(Items from an interface collection)
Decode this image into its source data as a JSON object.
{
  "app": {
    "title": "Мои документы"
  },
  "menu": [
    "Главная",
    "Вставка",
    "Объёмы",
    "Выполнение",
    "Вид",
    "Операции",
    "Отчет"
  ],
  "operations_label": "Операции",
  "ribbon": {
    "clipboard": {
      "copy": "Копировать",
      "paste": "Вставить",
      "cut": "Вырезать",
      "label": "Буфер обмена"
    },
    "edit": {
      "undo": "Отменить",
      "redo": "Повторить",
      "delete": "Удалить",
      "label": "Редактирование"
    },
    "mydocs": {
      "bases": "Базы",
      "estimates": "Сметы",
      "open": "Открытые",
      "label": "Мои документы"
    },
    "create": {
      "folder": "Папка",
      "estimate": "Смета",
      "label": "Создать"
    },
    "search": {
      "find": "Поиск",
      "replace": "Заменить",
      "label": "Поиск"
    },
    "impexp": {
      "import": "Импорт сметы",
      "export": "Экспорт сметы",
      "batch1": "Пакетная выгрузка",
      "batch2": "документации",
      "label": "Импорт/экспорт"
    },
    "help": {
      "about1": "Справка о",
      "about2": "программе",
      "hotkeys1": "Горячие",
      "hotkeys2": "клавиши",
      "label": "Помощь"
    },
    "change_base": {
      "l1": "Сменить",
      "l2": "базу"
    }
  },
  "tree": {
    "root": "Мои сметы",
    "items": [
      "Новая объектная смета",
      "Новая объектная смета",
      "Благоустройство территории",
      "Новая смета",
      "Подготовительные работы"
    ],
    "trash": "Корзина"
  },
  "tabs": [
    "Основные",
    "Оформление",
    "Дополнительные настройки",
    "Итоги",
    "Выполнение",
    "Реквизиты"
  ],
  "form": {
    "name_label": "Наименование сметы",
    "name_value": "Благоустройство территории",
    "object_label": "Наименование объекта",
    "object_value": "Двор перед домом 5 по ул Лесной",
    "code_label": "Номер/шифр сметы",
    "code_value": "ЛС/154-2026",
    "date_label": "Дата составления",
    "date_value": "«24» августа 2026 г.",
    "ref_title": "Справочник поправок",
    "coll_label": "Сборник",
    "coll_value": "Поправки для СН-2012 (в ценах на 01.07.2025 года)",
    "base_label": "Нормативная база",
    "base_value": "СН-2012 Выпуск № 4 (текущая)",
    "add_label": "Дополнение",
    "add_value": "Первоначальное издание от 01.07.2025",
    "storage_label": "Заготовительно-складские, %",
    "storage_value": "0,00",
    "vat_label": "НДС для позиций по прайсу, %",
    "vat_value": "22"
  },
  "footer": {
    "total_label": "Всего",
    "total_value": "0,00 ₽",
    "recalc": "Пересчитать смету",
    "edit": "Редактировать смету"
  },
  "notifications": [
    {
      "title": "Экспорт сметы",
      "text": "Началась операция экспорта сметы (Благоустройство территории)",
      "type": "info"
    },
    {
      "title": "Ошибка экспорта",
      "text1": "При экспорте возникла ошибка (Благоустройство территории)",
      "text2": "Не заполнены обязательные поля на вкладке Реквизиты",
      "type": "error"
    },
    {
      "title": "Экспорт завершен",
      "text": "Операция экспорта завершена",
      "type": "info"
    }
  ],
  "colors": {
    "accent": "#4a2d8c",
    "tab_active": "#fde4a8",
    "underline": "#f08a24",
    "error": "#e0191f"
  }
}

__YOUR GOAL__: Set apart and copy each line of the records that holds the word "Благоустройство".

__ANSWER TO THE PROBLEM__:
      "Благоустройство территории",
    "name_value": "Благоустройство территории",
      "text": "Началась операция экспорта сметы (Благоустройство территории)",
      "text1": "При экспорте возникла ошибка (Благоустройство территории)",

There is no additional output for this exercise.